 -Ashley Quensell, EVANZ Board Member, General Manager of National Operations at P4G.

  • Who do you need to build relationships with regarding your approach and how will it be communicated? (eg, Police, DHBs, St John, other medical providers, your security contractors, venue owner, council, other local authorities, iwi, community groups).
  • Which stakeholders do you need to work with to plan and align your communications with their expectations?  
  • Who do you need to consult vs who do you need to inform?
  • How will you talk about your drug harm reduction approach to local residents?
  • Who else do you need to consult about your harm reduction strategy? 

Effective communication is very important. Event organisers should consult with the medical provider early in the planning stage. Often the ‘first-aid’ provider is a last minute add-on to comply with HS&W obligations. Organisations like St John Event Health Services have years of experience supplying medical cover to major events of all descriptions. They can assist with your safety plans, medical plans and obligations under the Health and Safety at Work Act. Another tip is to have a robust communications plan for your event which is shared between all the stakeholders, including same grid style maps for all, same radio channels, and utilising an event management platform like Blerter are great ways to run a smooth event.

- Glen Hoult, Event Risk and Specialist Team Manager, St John

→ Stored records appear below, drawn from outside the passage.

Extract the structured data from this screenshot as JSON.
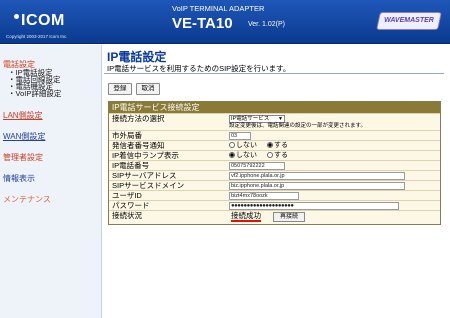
{
  "header": {
    "logo_text": "ICOM",
    "copyright": "Copyright 2003-2017 Icom Inc.",
    "product_subtitle": "VoIP TERMINAL ADAPTER",
    "product_name": "VE-TA10",
    "version": "Ver. 1.02(P)",
    "brand_badge": "WAVEMASTER"
  },
  "sidebar": {
    "phone_settings": "電話設定",
    "sub_items": [
      "IP電話設定",
      "電話回線設定",
      "電話機設定",
      "VoIP詳細設定"
    ],
    "lan_settings": "LAN側設定",
    "wan_settings": "WAN側設定",
    "admin_settings": "管理者設定",
    "info_display": "情報表示",
    "maintenance": "メンテナンス"
  },
  "main": {
    "title": "IP電話設定",
    "description": "IP電話サービスを利用するためのSIP設定を行います。",
    "save_label": "登録",
    "cancel_label": "取消",
    "section_title": "IP電話サービス接続設定",
    "rows": {
      "connection_method": {
        "label": "接続方法の選択",
        "selected": "IP電話サービス",
        "note": "設定変更後は、電話関連の設定の一部が変更されます。"
      },
      "area_code": {
        "label": "市外局番",
        "value": "03"
      },
      "caller_id_notify": {
        "label": "発信者番号通知",
        "options": [
          "しない",
          "する"
        ],
        "selected": 1
      },
      "incoming_lamp": {
        "label": "IP着信中ランプ表示",
        "options": [
          "しない",
          "する"
        ],
        "selected": 0
      },
      "ip_phone_number": {
        "label": "IP電話番号",
        "value": "05075792222"
      },
      "sip_server_address": {
        "label": "SIPサーバアドレス",
        "value": "vf2.ipphone.plala.or.jp"
      },
      "sip_server_domain": {
        "label": "SIPサービスドメイン",
        "value": "biz.ipphone.plala.or.jp"
      },
      "user_id": {
        "label": "ユーザID",
        "value": "bizt4mx78oozk"
      },
      "password": {
        "label": "パスワード",
        "value": "●●●●●●●●●●●●●●●●●●●●"
      },
      "connection_status": {
        "label": "接続状況",
        "value": "接続成功",
        "reconnect_label": "再接続"
      }
    }
  },
  "colors": {
    "header_bg": "#1f57b8",
    "sidebar_active": "#d23a1e",
    "sidebar_link": "#2240a8",
    "table_header": "#8a7a36",
    "table_bg": "#fdf8e6",
    "status_underline": "#e01010"
  }
}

Considerations for the event

  • Who are your key audiences? What is the demographic?  
  • What do you need to state explicitly to your patrons regarding your drug and alcohol policy?
  • Consider your drug checking communications, such as what can people expect onsite. Will you advertise drug checking?
  • When is the best time to communicate your key messaging around drugs? What other messaging will this go out with?
  • What is the best tone and style for drug policy communications? eg, is it best to be positive and in the style of the event? (consider avoiding lists of dos and don’ts).  
  • What information sits within your conditions of entry, and what sits within more prominent spaces like direct emails, social media, and highlighted on your website?
    • Consider that you may not be able to share all your internal policies with patrons (eg, the threshold you might use when determining whether drugs found on someone are for personal use or supply).
    • Consider how will you manage patrons’ expectations, (eg, around capacity of drug checking). 

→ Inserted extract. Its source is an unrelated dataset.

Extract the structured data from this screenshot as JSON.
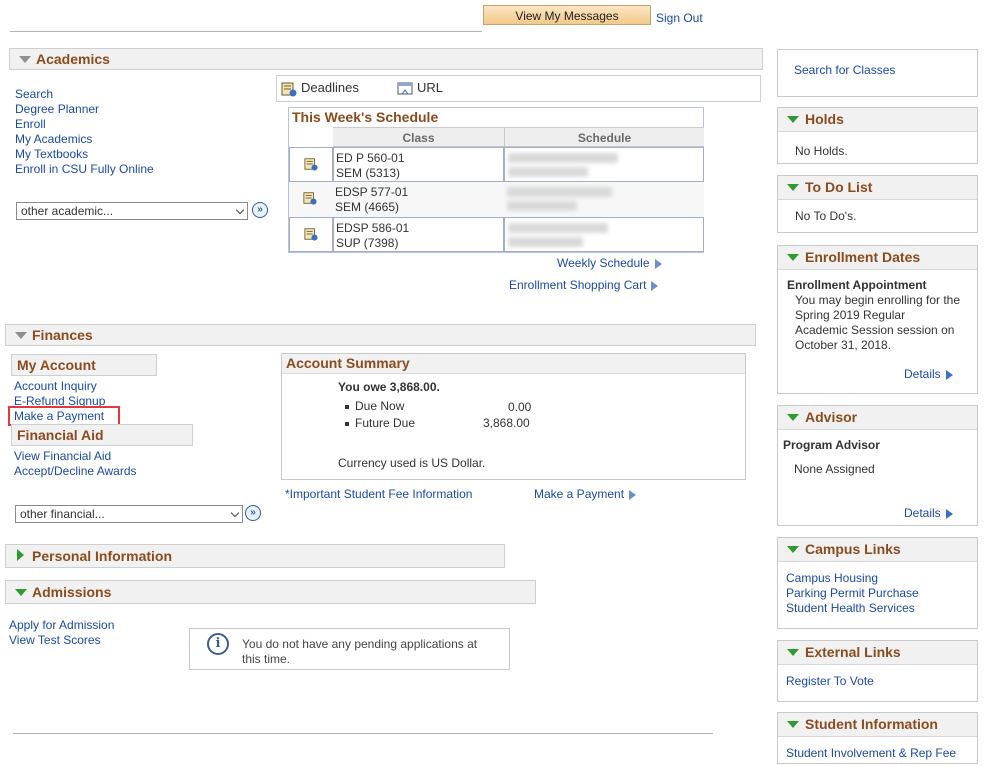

  • What might you need to communicate to patrons at the event?
  • What’s the most critical safety information you need to communicate?
  • What are the best ways to communicate these messages effectively with patrons while they’re at the event? Which messages will you display where?
    • Consider:
      • Apps on phones.  
      • Online comms over social media/texts.  
      • Posters/boards/rolling banners.
      • Videos or text on stage screens.  
      • Announcements from MCs/artists.  
    • Also consider that short and clear messages work better if people are intoxicated.
  • How might staff and services onsite communicate or reiterate these messages to patrons?
    • Consider having people out in the field or in the crowd advising of different services available.  
  • Who else should you collaborate with on messaging? (artists, staff, third parties).  
  • How would you share urgent information about a critical event like mass drug adulteration found in drug checking? (Potentially using the above suggestions).  

  • How will you share successes and lessons with the sector, stakeholders, and patrons?
  • How will you follow up on any major issues or concerns, and report to relevant parties?  
  • How will you manage media requests about the event or incidents, while protecting patron privacy?
  • Do you have a process for patrons to be able to give you feedback? 

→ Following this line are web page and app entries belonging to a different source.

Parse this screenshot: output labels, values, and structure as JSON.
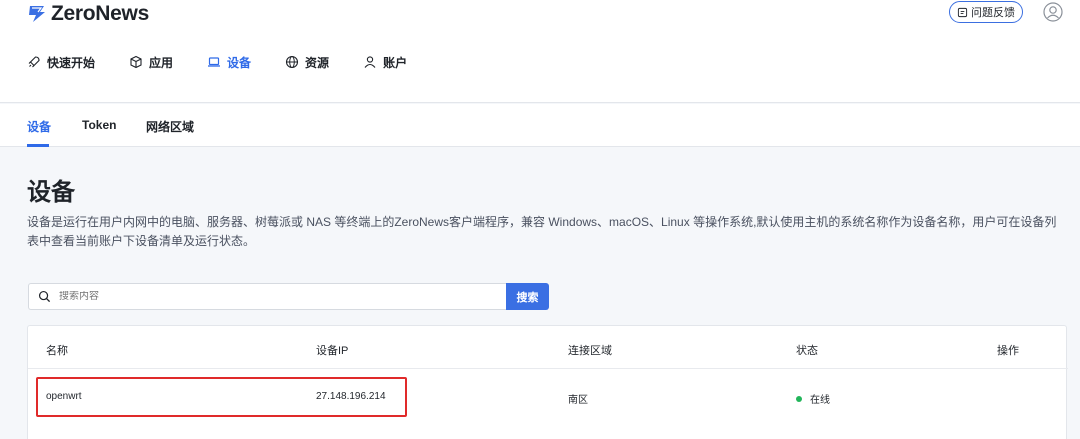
{
  "app": {
    "name": "ZeroNews"
  },
  "header": {
    "feedback_label": "问题反馈"
  },
  "nav": {
    "items": [
      {
        "label": "快速开始",
        "icon": "rocket-icon"
      },
      {
        "label": "应用",
        "icon": "cube-icon"
      },
      {
        "label": "设备",
        "icon": "laptop-icon",
        "active": true
      },
      {
        "label": "资源",
        "icon": "globe-icon"
      },
      {
        "label": "账户",
        "icon": "user-icon"
      }
    ]
  },
  "subtabs": [
    {
      "label": "设备",
      "active": true
    },
    {
      "label": "Token"
    },
    {
      "label": "网络区域"
    }
  ],
  "page": {
    "title": "设备",
    "description": "设备是运行在用户内网中的电脑、服务器、树莓派或 NAS 等终端上的ZeroNews客户端程序，兼容 Windows、macOS、Linux 等操作系统,默认使用主机的系统名称作为设备名称，用户可在设备列表中查看当前账户下设备清单及运行状态。"
  },
  "search": {
    "placeholder": "搜索内容",
    "button_label": "搜索"
  },
  "table": {
    "headers": [
      "名称",
      "设备IP",
      "连接区域",
      "状态",
      "操作"
    ],
    "rows": [
      {
        "name": "openwrt",
        "ip": "27.148.196.214",
        "region": "南区",
        "status": "在线"
      }
    ]
  },
  "colors": {
    "accent": "#2f6ae8",
    "online": "#22b55a",
    "highlight": "#e02a2a"
  }
}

These resources have been created for event organisers, by event organisers. They were commissioned by Te Whatu Ora, and the NZ Drug Foundation helped the working group share their expertise. Much thanks and appreciation to those who've contributed.